If popular television series THE WALKING DEAD merged with the psychological writing world of Don DeLillo, then Zone One, by Colson Whitehead, would be the result. Having never read Colson Whitehead before, but eager to devour another post-apocalyptic America zombie tale, I started this book with low expectations—how many more times can one tell a zombie story?-- but from the first chapter on, I was pleasantly, repeatedly surprised.
The writing is exquisite. This is a book about loss, about identity, about rebuilding. As meaning of survival changes, each of the characters attempts to maintain their own version of hope, even as they face repeated destruction. It begs the question, “how many times can the world end?” It makes the reader wonder, “what version of your own tale is the true one?”
There are no clear answers; even the story of Mark Spritz (whose name is amusingly explained as the story unfolds) is filled with half-truths, confusing histories, and unconfirmed future dreams. As he attempts to navigate the reclaiming of Manhattan after the zombie-inducing plague, things continue to break down. The narrative holds the reader’s attention, reaching a conclusion that is well crafted, and appropriate—a rare accomplishment in this genre of fiction.
Complicated, intelligent, and refreshing in its presentation, ZONE ONE is a must-read for anyone eager to understand the navigation of survival in dystopia.

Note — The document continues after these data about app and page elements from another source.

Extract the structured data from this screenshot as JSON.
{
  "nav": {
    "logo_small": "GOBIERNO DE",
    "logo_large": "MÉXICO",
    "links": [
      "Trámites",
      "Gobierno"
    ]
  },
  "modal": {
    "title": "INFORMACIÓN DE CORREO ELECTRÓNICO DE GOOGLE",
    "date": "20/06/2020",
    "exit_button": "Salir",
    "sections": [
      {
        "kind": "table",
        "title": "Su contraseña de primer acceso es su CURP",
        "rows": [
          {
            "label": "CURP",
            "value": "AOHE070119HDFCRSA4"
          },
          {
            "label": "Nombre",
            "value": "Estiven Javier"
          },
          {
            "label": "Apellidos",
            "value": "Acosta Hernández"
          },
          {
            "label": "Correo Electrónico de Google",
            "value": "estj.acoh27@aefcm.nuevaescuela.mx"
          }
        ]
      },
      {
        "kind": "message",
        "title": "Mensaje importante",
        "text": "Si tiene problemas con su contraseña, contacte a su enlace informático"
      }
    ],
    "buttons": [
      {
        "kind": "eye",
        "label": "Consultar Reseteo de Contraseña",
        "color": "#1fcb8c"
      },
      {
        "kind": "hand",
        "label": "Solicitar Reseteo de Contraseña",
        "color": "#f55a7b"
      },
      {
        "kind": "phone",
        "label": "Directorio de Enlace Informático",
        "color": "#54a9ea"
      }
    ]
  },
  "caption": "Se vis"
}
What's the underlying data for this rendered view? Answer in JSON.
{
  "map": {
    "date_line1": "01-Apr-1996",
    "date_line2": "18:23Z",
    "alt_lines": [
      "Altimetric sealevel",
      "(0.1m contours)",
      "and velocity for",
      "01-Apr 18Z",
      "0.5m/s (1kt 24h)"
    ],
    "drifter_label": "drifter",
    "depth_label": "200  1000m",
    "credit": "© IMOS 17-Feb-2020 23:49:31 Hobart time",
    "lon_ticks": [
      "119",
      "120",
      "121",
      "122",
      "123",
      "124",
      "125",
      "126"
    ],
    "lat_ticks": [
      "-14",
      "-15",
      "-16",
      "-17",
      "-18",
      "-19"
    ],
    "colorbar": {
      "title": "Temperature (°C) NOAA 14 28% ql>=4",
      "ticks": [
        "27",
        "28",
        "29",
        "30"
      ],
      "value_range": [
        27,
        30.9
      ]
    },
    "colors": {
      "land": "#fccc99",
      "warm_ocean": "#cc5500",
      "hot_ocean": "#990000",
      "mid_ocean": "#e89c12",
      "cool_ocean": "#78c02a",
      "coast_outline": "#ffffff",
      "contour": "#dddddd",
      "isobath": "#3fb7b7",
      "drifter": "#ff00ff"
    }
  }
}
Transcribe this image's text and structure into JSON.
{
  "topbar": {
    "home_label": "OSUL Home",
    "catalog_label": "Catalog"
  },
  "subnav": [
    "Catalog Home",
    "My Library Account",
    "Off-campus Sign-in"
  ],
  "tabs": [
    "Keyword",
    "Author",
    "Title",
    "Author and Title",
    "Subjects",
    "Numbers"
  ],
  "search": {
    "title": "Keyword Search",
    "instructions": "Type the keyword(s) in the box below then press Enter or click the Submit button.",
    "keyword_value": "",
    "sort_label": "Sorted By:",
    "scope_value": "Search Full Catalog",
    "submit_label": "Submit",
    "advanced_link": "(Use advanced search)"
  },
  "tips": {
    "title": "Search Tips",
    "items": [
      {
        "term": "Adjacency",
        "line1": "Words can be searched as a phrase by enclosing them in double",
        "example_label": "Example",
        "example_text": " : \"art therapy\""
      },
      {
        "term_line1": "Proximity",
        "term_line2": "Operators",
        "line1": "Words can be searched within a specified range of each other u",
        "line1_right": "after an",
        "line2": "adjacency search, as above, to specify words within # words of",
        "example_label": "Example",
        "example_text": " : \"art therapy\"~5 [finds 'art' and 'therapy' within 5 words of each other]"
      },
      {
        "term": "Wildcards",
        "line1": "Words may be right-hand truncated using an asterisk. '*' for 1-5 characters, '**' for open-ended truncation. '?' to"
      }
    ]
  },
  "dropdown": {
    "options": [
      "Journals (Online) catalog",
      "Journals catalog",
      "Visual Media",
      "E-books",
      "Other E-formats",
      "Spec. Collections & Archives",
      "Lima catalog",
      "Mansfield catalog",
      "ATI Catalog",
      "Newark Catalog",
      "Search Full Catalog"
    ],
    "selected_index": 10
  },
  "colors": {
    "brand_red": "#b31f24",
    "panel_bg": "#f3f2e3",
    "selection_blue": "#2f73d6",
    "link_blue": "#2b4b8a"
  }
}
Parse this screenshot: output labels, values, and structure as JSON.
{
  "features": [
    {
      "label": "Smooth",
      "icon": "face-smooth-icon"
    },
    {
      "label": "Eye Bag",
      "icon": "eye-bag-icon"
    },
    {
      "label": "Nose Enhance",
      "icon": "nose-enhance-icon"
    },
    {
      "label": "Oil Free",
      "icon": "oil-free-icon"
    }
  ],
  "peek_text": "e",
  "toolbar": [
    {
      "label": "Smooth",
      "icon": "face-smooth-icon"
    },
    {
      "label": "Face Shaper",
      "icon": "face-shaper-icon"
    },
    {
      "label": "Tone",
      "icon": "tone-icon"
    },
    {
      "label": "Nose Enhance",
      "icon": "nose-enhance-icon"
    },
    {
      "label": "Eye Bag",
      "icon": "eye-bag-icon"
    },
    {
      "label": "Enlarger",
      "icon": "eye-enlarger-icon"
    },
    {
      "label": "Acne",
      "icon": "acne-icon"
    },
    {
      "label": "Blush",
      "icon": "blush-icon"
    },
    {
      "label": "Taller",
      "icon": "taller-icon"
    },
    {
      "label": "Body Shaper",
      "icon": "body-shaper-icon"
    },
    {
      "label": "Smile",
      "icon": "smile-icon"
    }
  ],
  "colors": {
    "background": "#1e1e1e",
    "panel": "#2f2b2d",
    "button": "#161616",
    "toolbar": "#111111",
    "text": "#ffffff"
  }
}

- Tina Panik
Stop by the library and pick up a copy today.
Thanks for reading. Questions and comments are encouraged below.